**DATA**
------------------------------------

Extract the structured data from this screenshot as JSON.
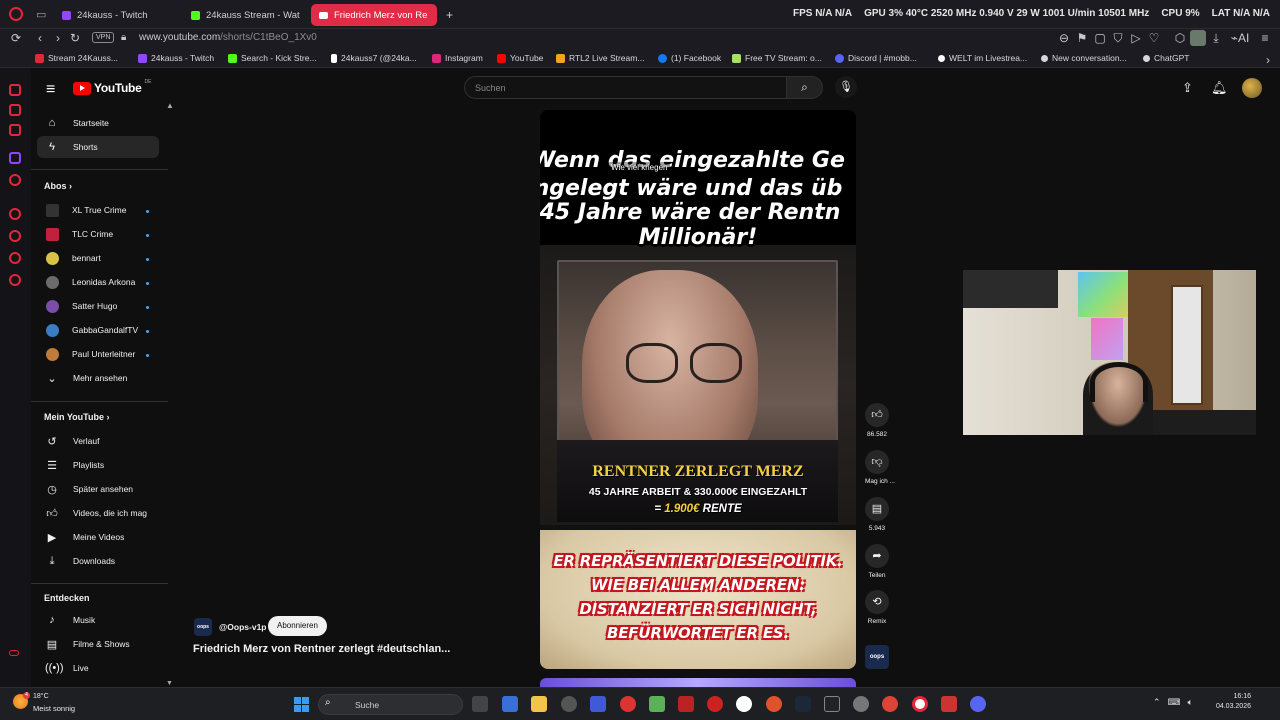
{
  "browser": {
    "tabs": [
      {
        "label": "24kauss - Twitch",
        "icon": "twitch-icon"
      },
      {
        "label": "24kauss Stream - Wat",
        "icon": "kick-icon"
      },
      {
        "label": "Friedrich Merz von Re",
        "icon": "youtube-icon",
        "active": true
      }
    ],
    "new_tab": "+",
    "stats": {
      "fps": "FPS N/A N/A",
      "gpu": "GPU 3% 40°C 2520 MHz 0.940 V 29 W 1001 U/min 10501 MHz",
      "cpu": "CPU 9%",
      "lat": "LAT N/A N/A"
    },
    "vpn": "VPN",
    "url_host": "www.youtube.com",
    "url_path": "/shorts/C1tBeO_1Xv0",
    "bookmarks": [
      {
        "label": "Stream 24Kauss...",
        "color": "#e4263a"
      },
      {
        "label": "24kauss - Twitch",
        "color": "#9146ff"
      },
      {
        "label": "Search - Kick Stre...",
        "color": "#53fc18"
      },
      {
        "label": "24kauss7 (@24ka...",
        "color": "#ffffff"
      },
      {
        "label": "Instagram",
        "color": "#d6297a"
      },
      {
        "label": "YouTube",
        "color": "#ff0000"
      },
      {
        "label": "RTL2 Live Stream...",
        "color": "#f2a51a"
      },
      {
        "label": "(1) Facebook",
        "color": "#1877f2"
      },
      {
        "label": "Free TV Stream: o...",
        "color": "#a6e06a"
      },
      {
        "label": "Discord | #mobb...",
        "color": "#5865f2"
      },
      {
        "label": "WELT im Livestrea...",
        "color": "#ffffff"
      },
      {
        "label": "New conversation...",
        "color": "#d6d6d6"
      },
      {
        "label": "ChatGPT",
        "color": "#d6d6d6"
      }
    ]
  },
  "youtube": {
    "logo": "YouTube",
    "logo_region": "DE",
    "search_placeholder": "Suchen",
    "sidebar": {
      "main": [
        {
          "label": "Startseite",
          "icon": "home-icon"
        },
        {
          "label": "Shorts",
          "icon": "shorts-icon",
          "selected": true
        }
      ],
      "subs_header": "Abos",
      "channels": [
        {
          "label": "XL True Crime",
          "color": "#333333"
        },
        {
          "label": "TLC Crime",
          "color": "#c0213d"
        },
        {
          "label": "bennart",
          "color": "#d9c24a"
        },
        {
          "label": "Leonidas Arkona",
          "color": "#6b6b6b"
        },
        {
          "label": "Satter Hugo",
          "color": "#7a4ea8"
        },
        {
          "label": "GabbaGandalfTV",
          "color": "#3a7ec2"
        },
        {
          "label": "Paul Unterleitner",
          "color": "#c07a3a"
        }
      ],
      "more": "Mehr ansehen",
      "my_header": "Mein YouTube",
      "my_items": [
        {
          "label": "Verlauf",
          "icon": "history-icon"
        },
        {
          "label": "Playlists",
          "icon": "playlist-icon"
        },
        {
          "label": "Später ansehen",
          "icon": "clock-icon"
        },
        {
          "label": "Videos, die ich mag",
          "icon": "like-icon"
        },
        {
          "label": "Meine Videos",
          "icon": "video-icon"
        },
        {
          "label": "Downloads",
          "icon": "download-icon"
        }
      ],
      "explore_header": "Entdecken",
      "explore_items": [
        {
          "label": "Musik",
          "icon": "music-icon"
        },
        {
          "label": "Filme & Shows",
          "icon": "film-icon"
        },
        {
          "label": "Live",
          "icon": "live-icon"
        }
      ]
    },
    "short": {
      "tooltip": "Wie viel kriegen",
      "top_caption": [
        "Wenn das eingezahlte Ge",
        "ngelegt wäre und das üb",
        "45 Jahre wäre der Rentn",
        "Millionär!"
      ],
      "headline": "RENTNER ZERLEGT MERZ",
      "sub1": "45 JAHRE ARBEIT & 330.000€ EINGEZAHLT",
      "sub2_prefix": "= ",
      "sub2_highlight": "1.900€",
      "sub2_suffix": " RENTE",
      "bottom_caption": [
        "ER REPRÄSENTIERT DIESE POLITIK.",
        "WIE BEI ALLEM ANDEREN:",
        "DISTANZIERT ER SICH NICHT,",
        "BEFÜRWORTET ER ES."
      ]
    },
    "actions": {
      "likes": "86.582",
      "dislike": "Mag ich ...",
      "comments": "5.943",
      "share": "Teilen",
      "remix": "Remix"
    },
    "channel": {
      "avatar_text": "oops",
      "handle": "@Oops-v1p",
      "subscribe": "Abonnieren",
      "title": "Friedrich Merz von Rentner zerlegt #deutschlan..."
    }
  },
  "taskbar": {
    "temp": "18°C",
    "weather": "Meist sonnig",
    "badge": "4",
    "search": "Suche",
    "time": "16:16",
    "date": "04.03.2026"
  }
}
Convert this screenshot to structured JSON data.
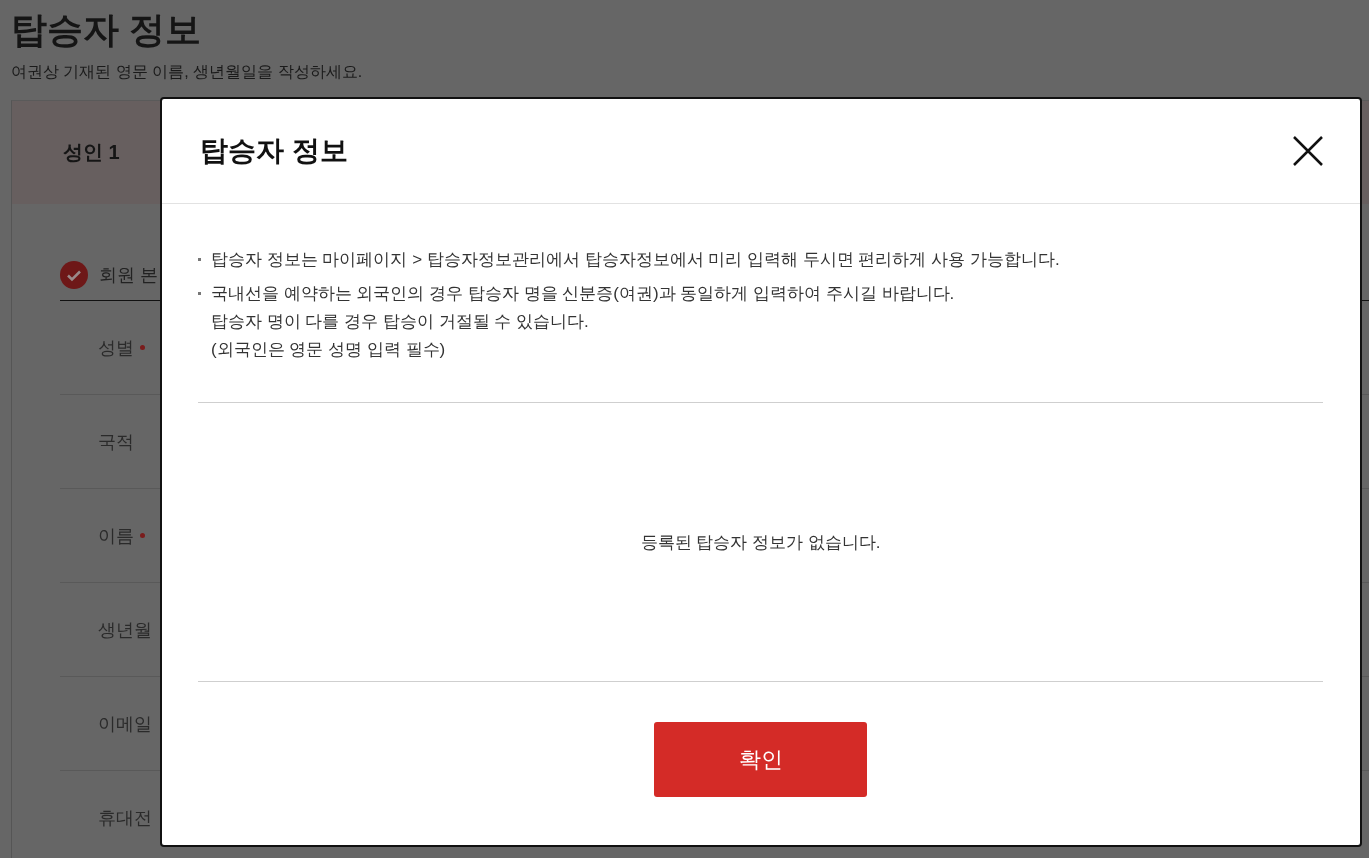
{
  "page": {
    "title": "탑승자 정보",
    "subtitle": "여권상 기재된 영문 이름, 생년월일을 작성하세요.",
    "passenger_tab": "성인 1",
    "member_option": {
      "label": "회원 본",
      "checked": true
    },
    "fields": [
      {
        "label": "성별",
        "required": true
      },
      {
        "label": "국적",
        "required": false
      },
      {
        "label": "이름",
        "required": true
      },
      {
        "label": "생년월",
        "required": false
      },
      {
        "label": "이메일",
        "required": false
      },
      {
        "label": "휴대전",
        "required": false
      }
    ]
  },
  "modal": {
    "title": "탑승자 정보",
    "notes": [
      "탑승자 정보는 마이페이지 > 탑승자정보관리에서 탑승자정보에서 미리 입력해 두시면 편리하게 사용 가능합니다.",
      "국내선을 예약하는 외국인의 경우 탑승자 명을 신분증(여권)과 동일하게 입력하여 주시길 바랍니다.\n탑승자 명이 다를 경우 탑승이 거절될 수 있습니다.\n(외국인은 영문 성명 입력 필수)"
    ],
    "empty_message": "등록된 탑승자 정보가 없습니다.",
    "confirm_button": "확인"
  }
}
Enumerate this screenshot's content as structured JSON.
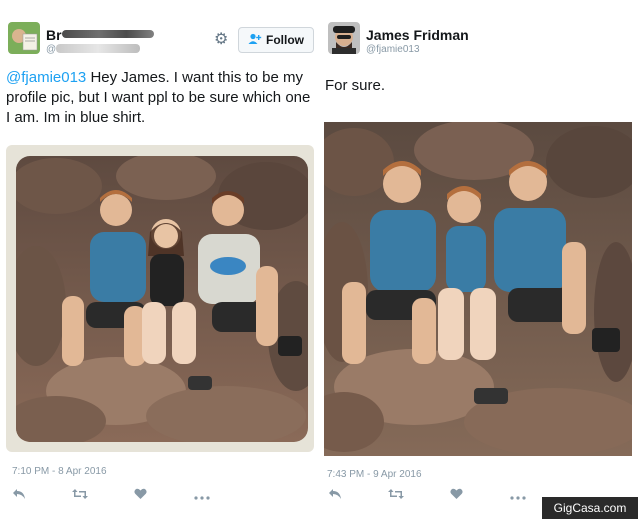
{
  "left_tweet": {
    "name_visible": "Br",
    "handle_visible": "@B",
    "follow_label": "Follow",
    "text_mention": "@fjamie013",
    "text_body": " Hey James. I want this to be my profile pic, but I want ppl to be sure which one I am. Im in blue shirt.",
    "timestamp": "7:10 PM - 8 Apr 2016",
    "icons": [
      "reply-icon",
      "retweet-icon",
      "like-icon",
      "more-icon"
    ]
  },
  "right_tweet": {
    "name": "James Fridman",
    "handle": "@fjamie013",
    "text": "For sure.",
    "timestamp": "7:43 PM - 9 Apr 2016",
    "icons": [
      "reply-icon",
      "retweet-icon",
      "like-icon",
      "more-icon"
    ]
  },
  "watermark": "GigCasa.com",
  "colors": {
    "link_blue": "#1da1f2",
    "muted_gray": "#8899a6",
    "text_dark": "#14171a",
    "shirt_blue": "#3a7ca5",
    "rock_brown": "#7a5a4a"
  }
}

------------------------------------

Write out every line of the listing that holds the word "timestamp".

**WRITTEN SOLUTION**
    "timestamp": "7:10 PM - 8 Apr 2016",
    "timestamp": "7:43 PM - 9 Apr 2016",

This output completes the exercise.